TASK PROMPT: When you output the records, match them exactly and omit any picture they include.

══════

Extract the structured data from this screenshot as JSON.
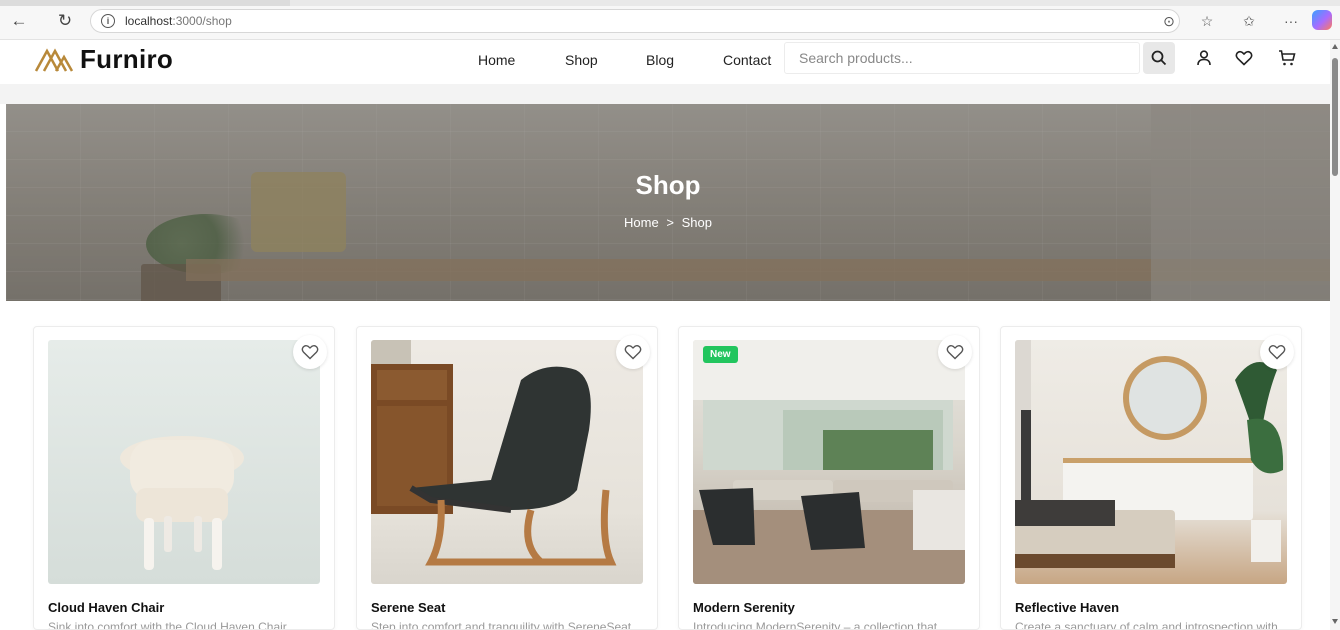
{
  "browser": {
    "url_host": "localhost",
    "url_path": ":3000/shop"
  },
  "header": {
    "logo_text": "Furniro",
    "menu": [
      "Home",
      "Shop",
      "Blog",
      "Contact"
    ],
    "search_placeholder": "Search products..."
  },
  "hero": {
    "title": "Shop",
    "breadcrumb": [
      "Home",
      ">",
      "Shop"
    ]
  },
  "products": [
    {
      "name": "Cloud Haven Chair",
      "description": "Sink into comfort with the Cloud Haven Chair...",
      "badge": ""
    },
    {
      "name": "Serene Seat",
      "description": "Step into comfort and tranquility with SereneSeat...",
      "badge": ""
    },
    {
      "name": "Modern Serenity",
      "description": "Introducing ModernSerenity – a collection that...",
      "badge": "New"
    },
    {
      "name": "Reflective Haven",
      "description": "Create a sanctuary of calm and introspection with...",
      "badge": ""
    }
  ],
  "colors": {
    "brand_gold": "#b8893a",
    "badge_new": "#22c55e"
  }
}
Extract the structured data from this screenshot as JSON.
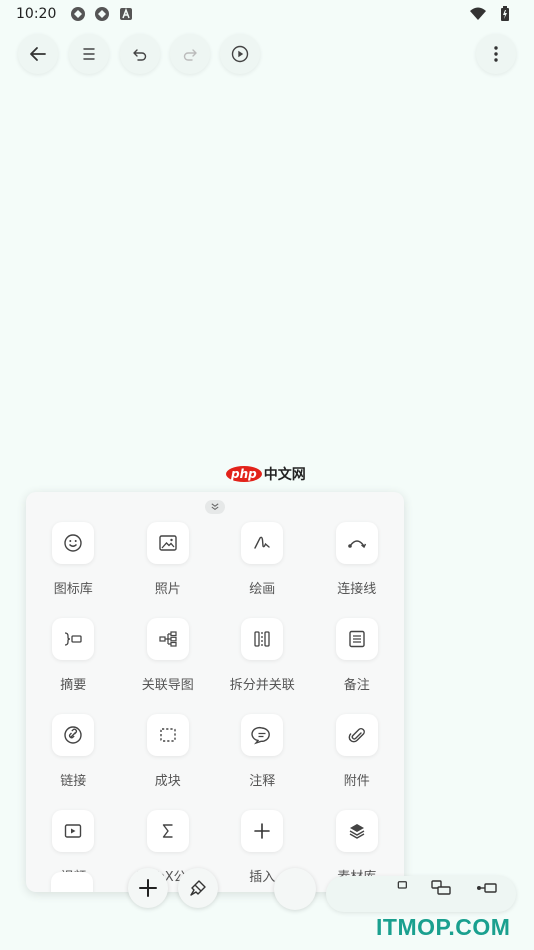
{
  "status_bar": {
    "time": "10:20"
  },
  "toolbar": {
    "back_icon": "arrow-left-icon",
    "outline_icon": "list-icon",
    "undo_icon": "undo-icon",
    "redo_icon": "redo-icon",
    "play_icon": "play-circle-icon",
    "more_icon": "more-vertical-icon"
  },
  "watermark_top": {
    "logo": "php",
    "text": "中文网"
  },
  "insert_panel": {
    "items": [
      {
        "label": "图标库",
        "icon": "emoji-icon"
      },
      {
        "label": "照片",
        "icon": "image-icon"
      },
      {
        "label": "绘画",
        "icon": "pen-draw-icon"
      },
      {
        "label": "连接线",
        "icon": "curve-connector-icon"
      },
      {
        "label": "摘要",
        "icon": "summary-bracket-icon"
      },
      {
        "label": "关联导图",
        "icon": "mindmap-branch-icon"
      },
      {
        "label": "拆分并关联",
        "icon": "split-link-icon"
      },
      {
        "label": "备注",
        "icon": "note-icon"
      },
      {
        "label": "链接",
        "icon": "link-icon"
      },
      {
        "label": "成块",
        "icon": "dashed-block-icon"
      },
      {
        "label": "注释",
        "icon": "comment-icon"
      },
      {
        "label": "附件",
        "icon": "paperclip-icon"
      },
      {
        "label": "视频",
        "icon": "video-icon"
      },
      {
        "label": "LaTeX公式",
        "icon": "sigma-icon"
      },
      {
        "label": "插入",
        "icon": "plus-icon"
      },
      {
        "label": "素材库",
        "icon": "layers-icon"
      }
    ]
  },
  "bottom_bar": {
    "add_icon": "plus-icon",
    "format_icon": "paint-brush-icon"
  },
  "watermark_bottom": {
    "text": "ITMOP.COM"
  },
  "colors": {
    "background": "#f4fcf9",
    "panel": "#f7f8f8",
    "watermark_green": "#1aa08f",
    "php_red": "#e2231a"
  }
}
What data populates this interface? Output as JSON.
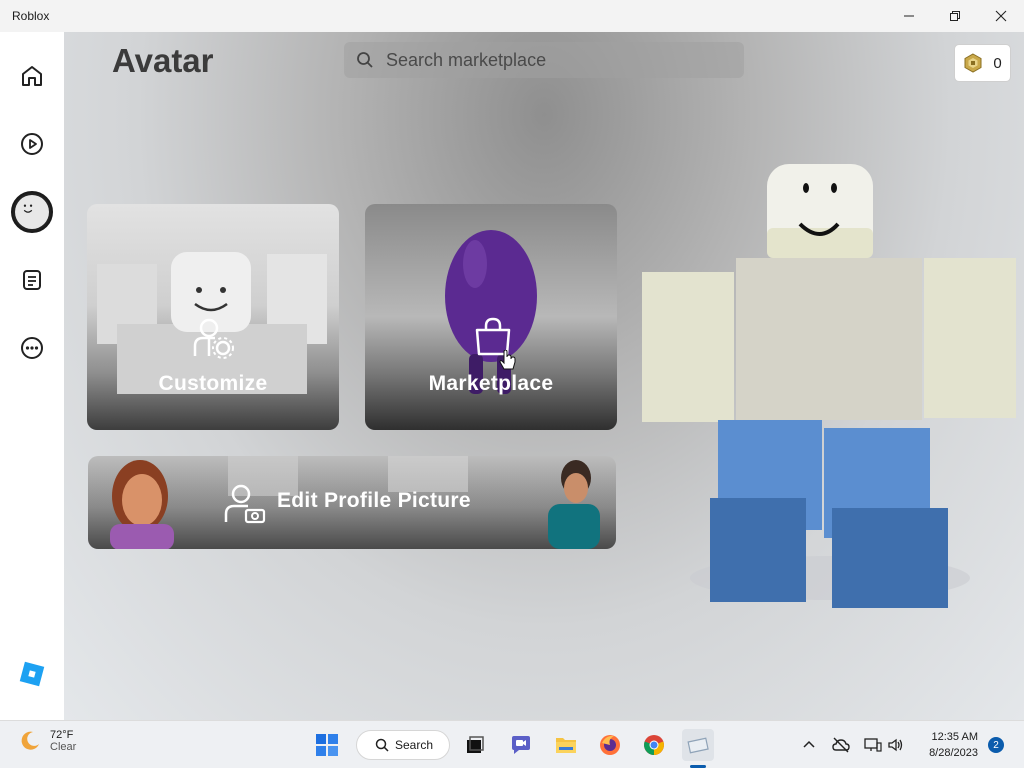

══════

REPLY:
Extract the structured data from this screenshot as JSON.
{
  "browser": {
    "url_host": "localhost",
    "url_path": ":3000/shop"
  },
  "header": {
    "logo_text": "Furniro",
    "menu": [
      "Home",
      "Shop",
      "Blog",
      "Contact"
    ],
    "search_placeholder": "Search products..."
  },
  "hero": {
    "title": "Shop",
    "breadcrumb": [
      "Home",
      ">",
      "Shop"
    ]
  },
  "products": [
    {
      "name": "Cloud Haven Chair",
      "description": "Sink into comfort with the Cloud Haven Chair...",
      "badge": ""
    },
    {
      "name": "Serene Seat",
      "description": "Step into comfort and tranquility with SereneSeat...",
      "badge": ""
    },
    {
      "name": "Modern Serenity",
      "description": "Introducing ModernSerenity – a collection that...",
      "badge": "New"
    },
    {
      "name": "Reflective Haven",
      "description": "Create a sanctuary of calm and introspection with...",
      "badge": ""
    }
  ],
  "colors": {
    "brand_gold": "#b8893a",
    "badge_new": "#22c55e"
  }
}
Extract the structured data from this screenshot as JSON.
{
  "status_bar": {
    "time": "10:20"
  },
  "toolbar": {
    "back_icon": "arrow-left-icon",
    "outline_icon": "list-icon",
    "undo_icon": "undo-icon",
    "redo_icon": "redo-icon",
    "play_icon": "play-circle-icon",
    "more_icon": "more-vertical-icon"
  },
  "watermark_top": {
    "logo": "php",
    "text": "中文网"
  },
  "insert_panel": {
    "items": [
      {
        "label": "图标库",
        "icon": "emoji-icon"
      },
      {
        "label": "照片",
        "icon": "image-icon"
      },
      {
        "label": "绘画",
        "icon": "pen-draw-icon"
      },
      {
        "label": "连接线",
        "icon": "curve-connector-icon"
      },
      {
        "label": "摘要",
        "icon": "summary-bracket-icon"
      },
      {
        "label": "关联导图",
        "icon": "mindmap-branch-icon"
      },
      {
        "label": "拆分并关联",
        "icon": "split-link-icon"
      },
      {
        "label": "备注",
        "icon": "note-icon"
      },
      {
        "label": "链接",
        "icon": "link-icon"
      },
      {
        "label": "成块",
        "icon": "dashed-block-icon"
      },
      {
        "label": "注释",
        "icon": "comment-icon"
      },
      {
        "label": "附件",
        "icon": "paperclip-icon"
      },
      {
        "label": "视频",
        "icon": "video-icon"
      },
      {
        "label": "LaTeX公式",
        "icon": "sigma-icon"
      },
      {
        "label": "插入",
        "icon": "plus-icon"
      },
      {
        "label": "素材库",
        "icon": "layers-icon"
      }
    ]
  },
  "bottom_bar": {
    "add_icon": "plus-icon",
    "format_icon": "paint-brush-icon"
  },
  "watermark_bottom": {
    "text": "ITMOP.COM"
  },
  "colors": {
    "background": "#f4fcf9",
    "panel": "#f7f8f8",
    "watermark_green": "#1aa08f",
    "php_red": "#e2231a"
  }
}
What data populates this interface? Output as JSON.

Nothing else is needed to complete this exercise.